### Assigned task
Write down the listing again exactly as it appears below, without its pictures.

### Excerpted records
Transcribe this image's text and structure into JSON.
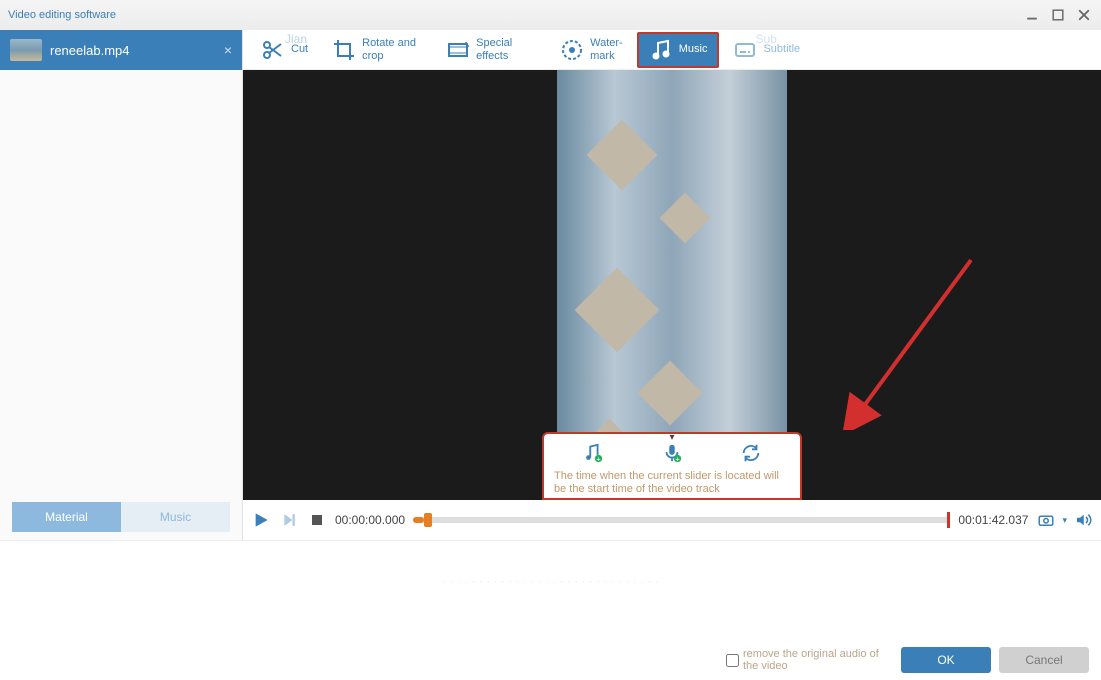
{
  "window": {
    "title": "Video editing software"
  },
  "file": {
    "name": "reneelab.mp4"
  },
  "toolbar": {
    "cut_ghost": "Jian",
    "cut": "Cut",
    "rotate": "Rotate and crop",
    "effects": "Special effects",
    "watermark": "Water-\nmark",
    "music": "Music",
    "subtitle_ghost": "Sub",
    "subtitle": "Subtitle"
  },
  "sidebar": {
    "tabs": {
      "material": "Material",
      "music": "Music"
    }
  },
  "player": {
    "current_time": "00:00:00.000",
    "total_time": "00:01:42.037"
  },
  "popup": {
    "tip": "The time when the current slider is located will be the start time of the video track"
  },
  "footer": {
    "remove_audio": "remove the original audio of the video",
    "ok": "OK",
    "cancel": "Cancel"
  }
}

### Answer to this exercise
Transcribe this image's text and structure into JSON.
{
  "window": {
    "title": "Video editing software"
  },
  "file": {
    "name": "reneelab.mp4"
  },
  "toolbar": {
    "cut_ghost": "Jian",
    "cut": "Cut",
    "rotate": "Rotate and crop",
    "effects": "Special effects",
    "watermark": "Water-\nmark",
    "music": "Music",
    "subtitle_ghost": "Sub",
    "subtitle": "Subtitle"
  },
  "sidebar": {
    "tabs": {
      "material": "Material",
      "music": "Music"
    }
  },
  "player": {
    "current_time": "00:00:00.000",
    "total_time": "00:01:42.037"
  },
  "popup": {
    "tip": "The time when the current slider is located will be the start time of the video track"
  },
  "footer": {
    "remove_audio": "remove the original audio of the video",
    "ok": "OK",
    "cancel": "Cancel"
  }
}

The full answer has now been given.